BRIEF:
Report back every line in the data that includes the string "name".

DATA LISTING:
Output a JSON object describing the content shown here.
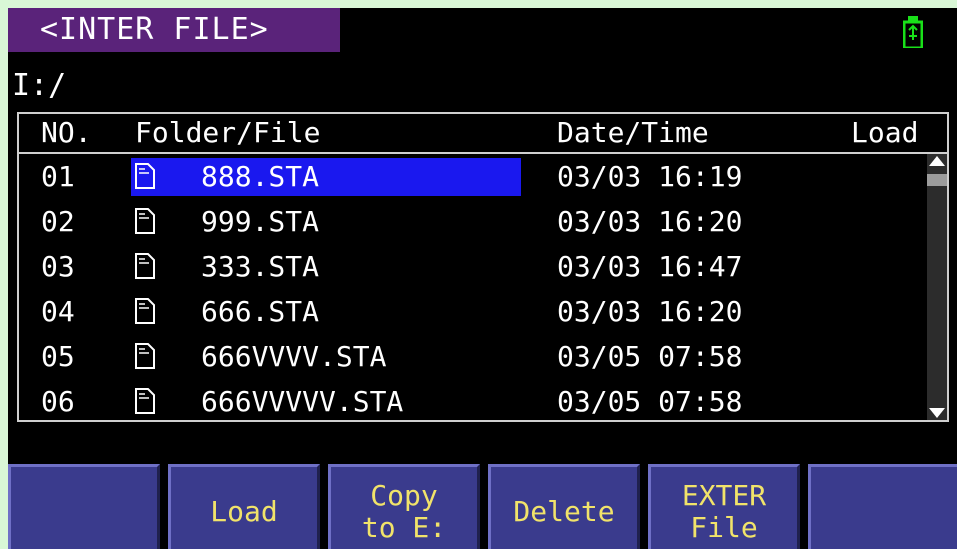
{
  "header": {
    "title": "<INTER FILE>",
    "usb_icon": "usb-drive-icon",
    "usb_color": "#19e019"
  },
  "path": "I:/",
  "table": {
    "columns": {
      "no": "NO.",
      "name": "Folder/File",
      "date": "Date/Time",
      "load": "Load"
    },
    "rows": [
      {
        "no": "01",
        "name": "888.STA",
        "date": "03/03 16:19",
        "selected": true
      },
      {
        "no": "02",
        "name": "999.STA",
        "date": "03/03 16:20"
      },
      {
        "no": "03",
        "name": "333.STA",
        "date": "03/03 16:47"
      },
      {
        "no": "04",
        "name": "666.STA",
        "date": "03/03 16:20"
      },
      {
        "no": "05",
        "name": "666VVVV.STA",
        "date": "03/05 07:58"
      },
      {
        "no": "06",
        "name": "666VVVVV.STA",
        "date": "03/05 07:58"
      }
    ],
    "selection_color": "#1a18ef"
  },
  "softkeys": [
    {
      "line1": "",
      "line2": ""
    },
    {
      "line1": "Load",
      "line2": ""
    },
    {
      "line1": "Copy",
      "line2": "to E:"
    },
    {
      "line1": "Delete",
      "line2": ""
    },
    {
      "line1": "EXTER",
      "line2": "File"
    },
    {
      "line1": "",
      "line2": ""
    }
  ],
  "colors": {
    "background": "#000000",
    "title_bg": "#5a237a",
    "key_bg": "#3a3b8d",
    "key_text": "#f1e36a"
  }
}
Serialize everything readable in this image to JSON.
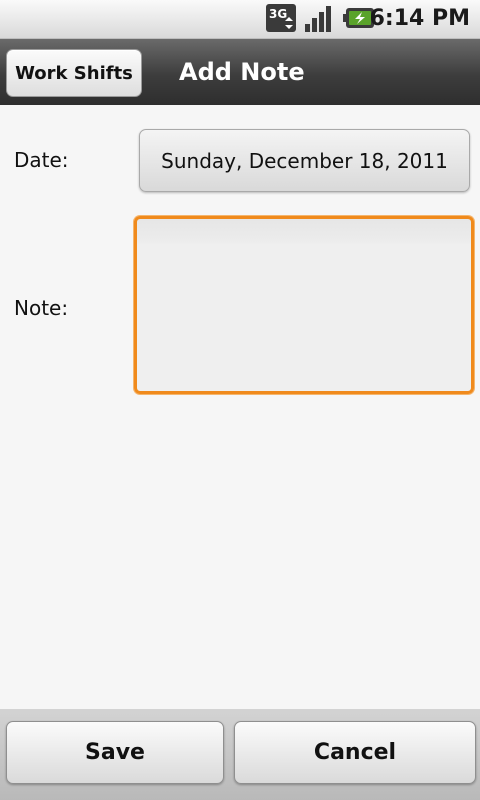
{
  "status_bar": {
    "network_icon": "3g-icon",
    "signal_icon": "signal-icon",
    "battery_icon": "battery-charging-icon",
    "time": "6:14 PM"
  },
  "title_bar": {
    "back_button_label": "Work Shifts",
    "title": "Add Note"
  },
  "form": {
    "date_label": "Date:",
    "date_value": "Sunday, December 18, 2011",
    "note_label": "Note:",
    "note_value": "",
    "focus_color": "#f08a1c"
  },
  "actions": {
    "save_label": "Save",
    "cancel_label": "Cancel"
  }
}
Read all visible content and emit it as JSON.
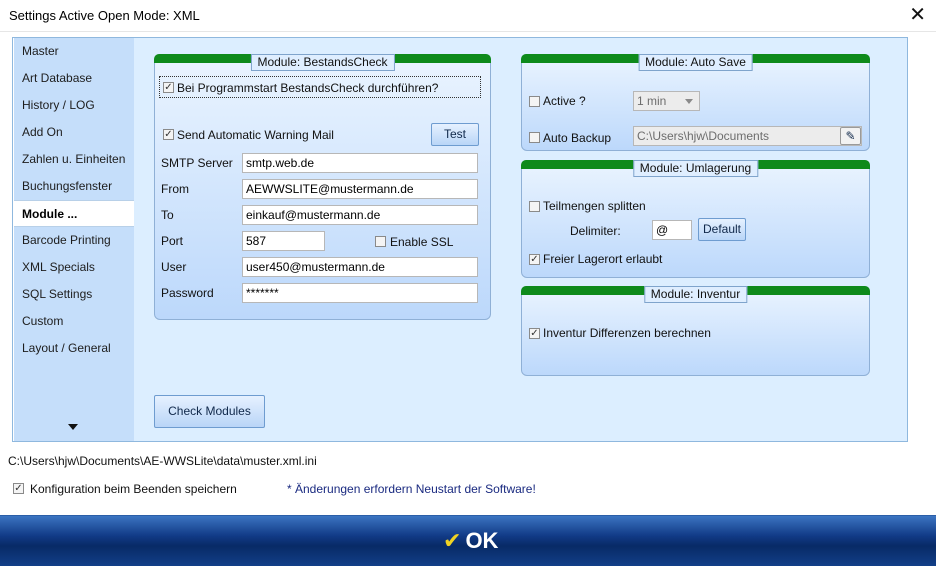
{
  "window": {
    "title": "Settings Active Open Mode: XML",
    "close": "✕"
  },
  "sidebar": {
    "items": [
      {
        "label": "Master"
      },
      {
        "label": "Art Database"
      },
      {
        "label": "History / LOG"
      },
      {
        "label": "Add On"
      },
      {
        "label": "Zahlen u. Einheiten"
      },
      {
        "label": "Buchungsfenster"
      },
      {
        "label": "Module ..."
      },
      {
        "label": "Barcode Printing"
      },
      {
        "label": "XML Specials"
      },
      {
        "label": "SQL Settings"
      },
      {
        "label": "Custom"
      },
      {
        "label": "Layout / General"
      }
    ],
    "active_index": 6
  },
  "bestands": {
    "title": "Module: BestandsCheck",
    "check_start_label": "Bei Programmstart BestandsCheck durchführen?",
    "send_mail_label": "Send Automatic Warning Mail",
    "test_label": "Test",
    "smtp_label": "SMTP Server",
    "smtp_value": "smtp.web.de",
    "from_label": "From",
    "from_value": "AEWWSLITE@mustermann.de",
    "to_label": "To",
    "to_value": "einkauf@mustermann.de",
    "port_label": "Port",
    "port_value": "587",
    "ssl_label": "Enable SSL",
    "user_label": "User",
    "user_value": "user450@mustermann.de",
    "password_label": "Password",
    "password_value": "*******"
  },
  "autosave": {
    "title": "Module: Auto Save",
    "active_label": "Active ?",
    "interval_value": "1 min",
    "backup_label": "Auto Backup",
    "backup_path": "C:\\Users\\hjw\\Documents"
  },
  "umlagerung": {
    "title": "Module: Umlagerung",
    "split_label": "Teilmengen splitten",
    "delimiter_label": "Delimiter:",
    "delimiter_value": "@",
    "default_label": "Default",
    "free_label": "Freier Lagerort erlaubt"
  },
  "inventur": {
    "title": "Module: Inventur",
    "diff_label": "Inventur Differenzen berechnen"
  },
  "check_modules_label": "Check Modules",
  "status_path": "C:\\Users\\hjw\\Documents\\AE-WWSLite\\data\\muster.xml.ini",
  "save_on_exit_label": "Konfiguration beim Beenden speichern",
  "restart_note": "* Änderungen erfordern Neustart der Software!",
  "ok_label": "OK",
  "colors": {
    "accent": "#0e8a1b",
    "ok_bar": "#0c3273",
    "sidebar": "#c5defa"
  }
}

SOLUTION TO THIS EXERCISE:
      "name": "Folder/File",
        "name": "888.STA",
        "name": "999.STA",
        "name": "333.STA",
        "name": "666.STA",
        "name": "666VVVV.STA",
        "name": "666VVVVV.STA",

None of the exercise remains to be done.